To operate from a position of hope is to rebel against that message. It is rebellion to say: It is possible for us to find solutions to our common problems. By providing information to help make those solutions possible, Utah Foundation stands at the forefront of that hopeful, common-ground rebellion.

And, after all, who doesn’t believe in efficient, effective government? Who doesn’t want a thriving economy, a well-prepared workforce and a high-quality of life for Utahns? And who doesn’t believe that we need good information to accomplish those goals? In short, who doesn’t share the Utah Foundation mission?

Clearly, the common ground among us is vast. And Utah Foundation will continue to stand there as an honest, independent, nonpartisan, informative friend to all who love this state and its localities and want to improve them.

The good news is, Utah is, in many respects, on a firm footing. Despite its challenges, there is so much to recommend Utah. And that’s another reason I’m thrilled to be here.

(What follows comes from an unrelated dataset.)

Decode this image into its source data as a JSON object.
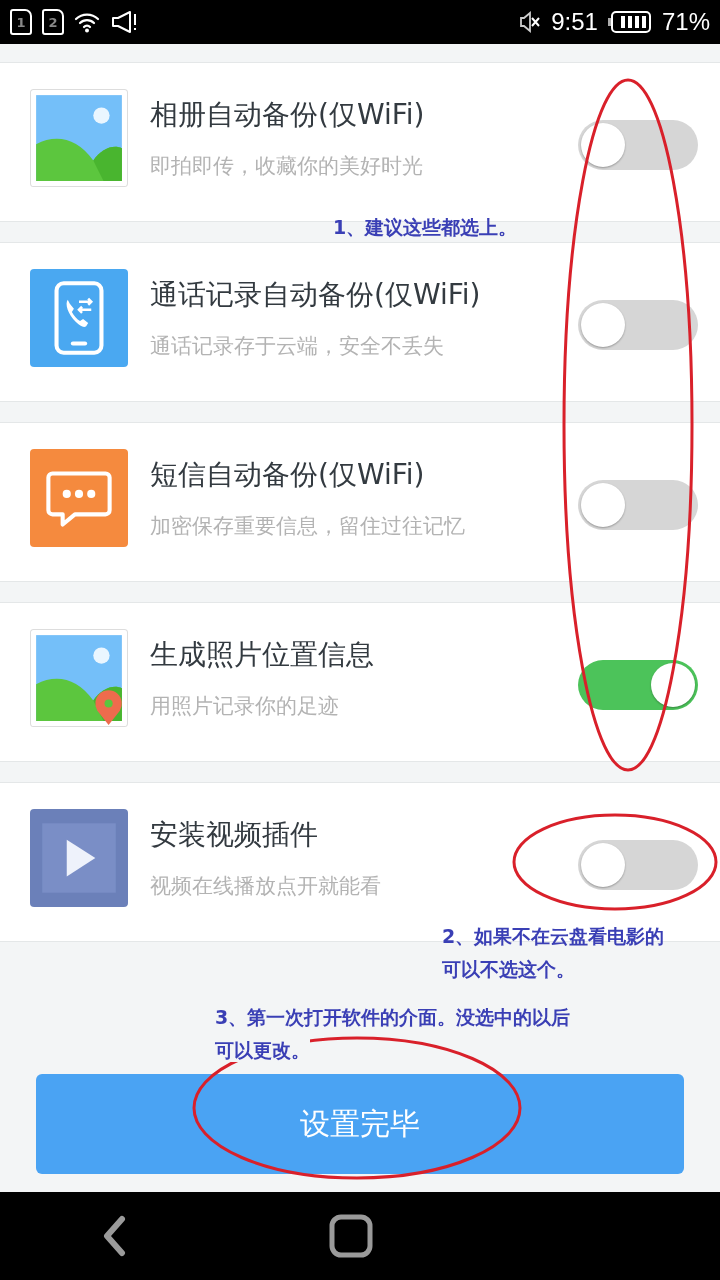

Recently, my 10-year-old daughter wrote a letter to one of her friends about our move to Utah from New Orleans. At a recent Utah Foundation meeting, I read it to attendees, and afterward, several people asked me for a copy. Here is an abridged version:

“Dear Leigh,” she wrote, “I will miss you very very very very very much. … Even though I will miss New Orleans, I am thoroughly and absolutely excited about Utah! I suddenly feel much more adventurous. There are 45 beautiful state parks in Utah, and they include amazing experiences and activities, beautiful sights and views, and an opportunity you’ll never find anywhere else, Zion National Park. … I will be living in the mountains and whenever I go out onto my front porch, I’ll see the beautiful mountains of Utah, and I will explore the beautiful mystic beauty of its amazing rain [sic] forests, canyons, rivers and mountains. Since it is the 5th healthiest state in the U.S, you can see how many activities, sports and lively entertainments they have in Utah!!! … Also, it has an amazing international airport that links to the rest of the world and has a reputation for the most on-time flights in the country!!! The crazy thing is, in the annual job growth listing Utah has an average of 2.8%! That is more than two times the whole country’s average! Another great thing about Utah is it has the best snow on earth. People from all over the country come to Utah to enjoy the thrilling snow sports! My dog will be so happy in Utah! He is adventurous and will enjoy hiking in the mountains. Hope you can visit this great place!

Your friend, Catalina Reichard.”

While the letter may be humorous coming from a 10-year-old, it gets the point across: This is a great place.

Since 1945, Utah Foundation has worked with government officials, the business community, civic groups and average citizens to preserve what makes this state so special and make it even greater. And as we march forward, we invite you to help us make sure Utah Foundation keeps doing its part – and then some.

Peter Reichard is the new president of Utah Foundation and the former research director of the Bureau of Governmental Research in New Orleans. He’s also president of the Governmental Research Association, which held its national convention in Salt Lake City this past week. Reach him at peter@utahfoundation.org with any comments, questions or suggestions for research.